If, instead of basing a value map on scoring, a value map is derived from EVE outcomes (as described above), the meaning of the fair value line is completely different. In this case, moving along a 45-degree fair value line relative to a competitor would mean that a product team would be trying to capture 100% of the incremental value generated by their product in the price they set. This is unlikely to create persuasive value propositions.
In sum, Value Maps are a useful framework in B2C and a useful tool in B2B. They can help B2B product teams move forward in understanding their customers better. But B2B teams who stop with Value Maps miss an opportunity. An opportunity to understand customers better. An opportunity to communicate differentiation more effectively. By understanding and communicating customer math.
Organizations looking to make customer math central to their approach to product management, marketing and sales almost always start with spreadsheets. But dueling spreadsheets can cause confusion.
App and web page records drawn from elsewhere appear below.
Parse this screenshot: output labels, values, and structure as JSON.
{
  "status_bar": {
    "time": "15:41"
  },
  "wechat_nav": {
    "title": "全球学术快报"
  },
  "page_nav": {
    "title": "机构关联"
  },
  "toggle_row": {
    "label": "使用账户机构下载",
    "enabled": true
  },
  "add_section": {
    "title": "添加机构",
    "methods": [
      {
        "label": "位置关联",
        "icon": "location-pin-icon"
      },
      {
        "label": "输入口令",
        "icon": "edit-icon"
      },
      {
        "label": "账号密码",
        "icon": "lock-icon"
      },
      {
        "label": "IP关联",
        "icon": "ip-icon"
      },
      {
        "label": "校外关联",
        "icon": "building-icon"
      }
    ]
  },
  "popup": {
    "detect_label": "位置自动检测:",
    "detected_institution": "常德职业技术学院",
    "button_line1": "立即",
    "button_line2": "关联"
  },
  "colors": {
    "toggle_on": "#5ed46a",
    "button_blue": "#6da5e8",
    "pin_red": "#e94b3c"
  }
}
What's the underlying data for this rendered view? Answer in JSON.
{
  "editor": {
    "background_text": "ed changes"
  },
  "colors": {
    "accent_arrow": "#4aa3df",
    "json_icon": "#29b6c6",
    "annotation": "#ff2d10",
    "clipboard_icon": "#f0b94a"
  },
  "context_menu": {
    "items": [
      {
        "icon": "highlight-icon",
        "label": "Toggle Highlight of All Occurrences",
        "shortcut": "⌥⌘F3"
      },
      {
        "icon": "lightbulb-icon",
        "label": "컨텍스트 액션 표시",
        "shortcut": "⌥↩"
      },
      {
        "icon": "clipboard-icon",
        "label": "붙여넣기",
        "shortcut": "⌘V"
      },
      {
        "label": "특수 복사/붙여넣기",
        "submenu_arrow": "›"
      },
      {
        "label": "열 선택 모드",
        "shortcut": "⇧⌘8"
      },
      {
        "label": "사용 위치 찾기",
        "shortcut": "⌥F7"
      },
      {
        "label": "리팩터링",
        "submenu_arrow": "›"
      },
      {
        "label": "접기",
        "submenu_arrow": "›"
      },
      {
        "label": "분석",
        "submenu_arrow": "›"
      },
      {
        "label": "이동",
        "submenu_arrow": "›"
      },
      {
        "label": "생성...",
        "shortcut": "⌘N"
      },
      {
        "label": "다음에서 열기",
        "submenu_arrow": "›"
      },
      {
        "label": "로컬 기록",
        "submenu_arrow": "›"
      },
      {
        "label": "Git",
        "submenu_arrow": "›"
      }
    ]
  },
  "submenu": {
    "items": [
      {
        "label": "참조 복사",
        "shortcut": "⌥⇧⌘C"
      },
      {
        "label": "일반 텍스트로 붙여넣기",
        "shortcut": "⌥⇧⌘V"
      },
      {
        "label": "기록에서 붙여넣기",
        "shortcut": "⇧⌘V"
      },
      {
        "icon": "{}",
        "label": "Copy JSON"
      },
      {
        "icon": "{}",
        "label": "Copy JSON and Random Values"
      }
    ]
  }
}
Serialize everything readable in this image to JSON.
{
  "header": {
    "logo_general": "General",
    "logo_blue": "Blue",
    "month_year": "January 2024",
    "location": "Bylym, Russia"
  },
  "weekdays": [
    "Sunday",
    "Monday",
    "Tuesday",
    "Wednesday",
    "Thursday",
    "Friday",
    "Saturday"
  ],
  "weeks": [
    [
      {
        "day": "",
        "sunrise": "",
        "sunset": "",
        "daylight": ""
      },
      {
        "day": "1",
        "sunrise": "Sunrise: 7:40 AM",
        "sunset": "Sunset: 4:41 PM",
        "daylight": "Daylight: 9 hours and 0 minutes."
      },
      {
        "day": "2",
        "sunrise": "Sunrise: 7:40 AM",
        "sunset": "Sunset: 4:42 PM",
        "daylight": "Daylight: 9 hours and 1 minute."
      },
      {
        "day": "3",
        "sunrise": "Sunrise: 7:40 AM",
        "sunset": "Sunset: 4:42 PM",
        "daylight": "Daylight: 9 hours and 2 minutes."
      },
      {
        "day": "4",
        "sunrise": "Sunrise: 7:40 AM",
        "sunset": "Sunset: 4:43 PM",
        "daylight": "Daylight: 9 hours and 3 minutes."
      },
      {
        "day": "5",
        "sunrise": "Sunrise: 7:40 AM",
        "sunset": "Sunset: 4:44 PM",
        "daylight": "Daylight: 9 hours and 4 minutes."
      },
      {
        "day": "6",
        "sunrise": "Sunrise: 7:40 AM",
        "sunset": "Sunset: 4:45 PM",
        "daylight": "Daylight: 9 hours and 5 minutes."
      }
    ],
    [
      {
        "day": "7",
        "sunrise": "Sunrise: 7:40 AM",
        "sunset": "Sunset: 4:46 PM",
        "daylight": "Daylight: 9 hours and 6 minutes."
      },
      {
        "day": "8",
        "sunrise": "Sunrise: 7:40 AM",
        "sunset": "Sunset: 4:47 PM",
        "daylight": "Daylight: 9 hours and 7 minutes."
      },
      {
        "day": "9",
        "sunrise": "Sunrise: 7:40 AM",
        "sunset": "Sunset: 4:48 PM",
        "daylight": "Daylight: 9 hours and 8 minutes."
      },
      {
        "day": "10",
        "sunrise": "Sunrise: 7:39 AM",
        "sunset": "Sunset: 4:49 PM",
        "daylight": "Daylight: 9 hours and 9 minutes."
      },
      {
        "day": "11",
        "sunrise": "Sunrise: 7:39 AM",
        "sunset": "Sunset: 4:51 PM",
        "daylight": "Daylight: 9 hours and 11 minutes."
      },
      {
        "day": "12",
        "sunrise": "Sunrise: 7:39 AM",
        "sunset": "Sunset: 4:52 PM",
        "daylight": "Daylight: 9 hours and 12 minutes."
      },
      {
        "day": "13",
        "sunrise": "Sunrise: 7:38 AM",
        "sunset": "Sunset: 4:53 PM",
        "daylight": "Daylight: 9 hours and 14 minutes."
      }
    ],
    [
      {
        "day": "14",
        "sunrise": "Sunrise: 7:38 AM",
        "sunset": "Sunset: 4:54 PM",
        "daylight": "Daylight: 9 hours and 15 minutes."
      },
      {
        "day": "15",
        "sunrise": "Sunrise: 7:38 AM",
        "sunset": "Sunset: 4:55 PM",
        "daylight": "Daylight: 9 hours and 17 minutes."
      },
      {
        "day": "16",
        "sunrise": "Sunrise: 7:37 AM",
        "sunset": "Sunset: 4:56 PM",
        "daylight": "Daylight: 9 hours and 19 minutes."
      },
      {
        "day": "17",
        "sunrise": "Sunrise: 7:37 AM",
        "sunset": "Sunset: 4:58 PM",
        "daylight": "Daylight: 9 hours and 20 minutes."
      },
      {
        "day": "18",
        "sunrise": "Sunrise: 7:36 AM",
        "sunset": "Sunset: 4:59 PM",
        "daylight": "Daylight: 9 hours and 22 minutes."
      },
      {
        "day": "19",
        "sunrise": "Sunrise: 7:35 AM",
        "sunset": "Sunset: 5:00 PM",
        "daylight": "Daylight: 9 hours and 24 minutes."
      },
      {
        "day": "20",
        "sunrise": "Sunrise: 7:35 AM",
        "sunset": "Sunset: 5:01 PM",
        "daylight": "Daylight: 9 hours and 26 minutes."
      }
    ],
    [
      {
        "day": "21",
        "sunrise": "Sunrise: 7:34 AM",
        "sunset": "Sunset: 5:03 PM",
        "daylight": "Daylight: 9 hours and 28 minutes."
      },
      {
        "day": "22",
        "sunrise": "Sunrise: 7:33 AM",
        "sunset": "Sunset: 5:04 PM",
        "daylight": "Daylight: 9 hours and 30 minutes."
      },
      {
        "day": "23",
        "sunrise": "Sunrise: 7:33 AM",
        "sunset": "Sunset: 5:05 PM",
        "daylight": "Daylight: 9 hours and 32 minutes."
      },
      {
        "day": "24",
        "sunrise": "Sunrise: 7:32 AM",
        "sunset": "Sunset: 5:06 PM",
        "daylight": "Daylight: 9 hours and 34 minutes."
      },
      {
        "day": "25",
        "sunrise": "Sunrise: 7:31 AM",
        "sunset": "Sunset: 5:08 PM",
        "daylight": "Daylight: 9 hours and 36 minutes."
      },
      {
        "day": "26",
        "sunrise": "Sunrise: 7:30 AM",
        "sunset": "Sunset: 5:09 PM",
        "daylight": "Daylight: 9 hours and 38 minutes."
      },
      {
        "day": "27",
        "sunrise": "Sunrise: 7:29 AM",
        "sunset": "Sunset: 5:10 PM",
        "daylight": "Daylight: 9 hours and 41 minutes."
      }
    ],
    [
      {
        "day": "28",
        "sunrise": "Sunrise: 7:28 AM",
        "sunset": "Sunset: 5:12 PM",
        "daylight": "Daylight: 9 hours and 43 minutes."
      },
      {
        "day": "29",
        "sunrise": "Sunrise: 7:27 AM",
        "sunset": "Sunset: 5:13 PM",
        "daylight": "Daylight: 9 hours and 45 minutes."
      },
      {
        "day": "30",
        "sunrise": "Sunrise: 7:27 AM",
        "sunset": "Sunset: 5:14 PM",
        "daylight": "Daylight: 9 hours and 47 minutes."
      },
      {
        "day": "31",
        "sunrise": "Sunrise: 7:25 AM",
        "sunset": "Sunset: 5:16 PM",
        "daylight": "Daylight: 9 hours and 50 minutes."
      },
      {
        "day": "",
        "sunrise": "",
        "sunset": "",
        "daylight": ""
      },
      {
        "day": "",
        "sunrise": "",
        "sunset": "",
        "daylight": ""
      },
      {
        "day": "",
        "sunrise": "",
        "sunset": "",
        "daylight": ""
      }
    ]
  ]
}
Spreadsheets don’t usually provide a common framework. They don’t embed the disciplines that avoid mistakes. They don’t build fluency in a common language understandable by the customer.
To embed the customer math of differentiation in your organization, you need a scalable platform that…
• Provides clear framework to make comparisons in your customer’s language
• Is designed to articulate the quantified ways your product is better
• Is easy to follow, easy to use
• Has disciplines that help avoid mistakes
• Allows users to easily to change units of measure to translate value effectively for different stakeholders
• Employs consistent graphics and messages that correspond to product differentiation
• Provides customized and QA’ed materials to leave behind
A scalable cloud platform drives good decisions and effective, tailored customer value propositions that highlight differentiation, enhance decision-making and improve value capture.
About the Author:
Peyton Marshall is CEO of LeveragePoint. Previously, he served as CFO and Acting CEO at Panacos Pharmaceuticals, Inc., CFO of EPIX Pharmaceuticals, Inc. and as CFO of The Medicines Company through their initial public offering and the commercial launch of Angiomax®. Previously, he was an investment banker in London at Union Bank of Switzerland, and at Goldman Sachs where he was head of European product development. He has served on the faculty in the Economics Department at Vanderbilt University. Dr. Marshall holds an AB in Economics from Davidson College and a PhD in Economics from the Massachusetts Institute of Technology.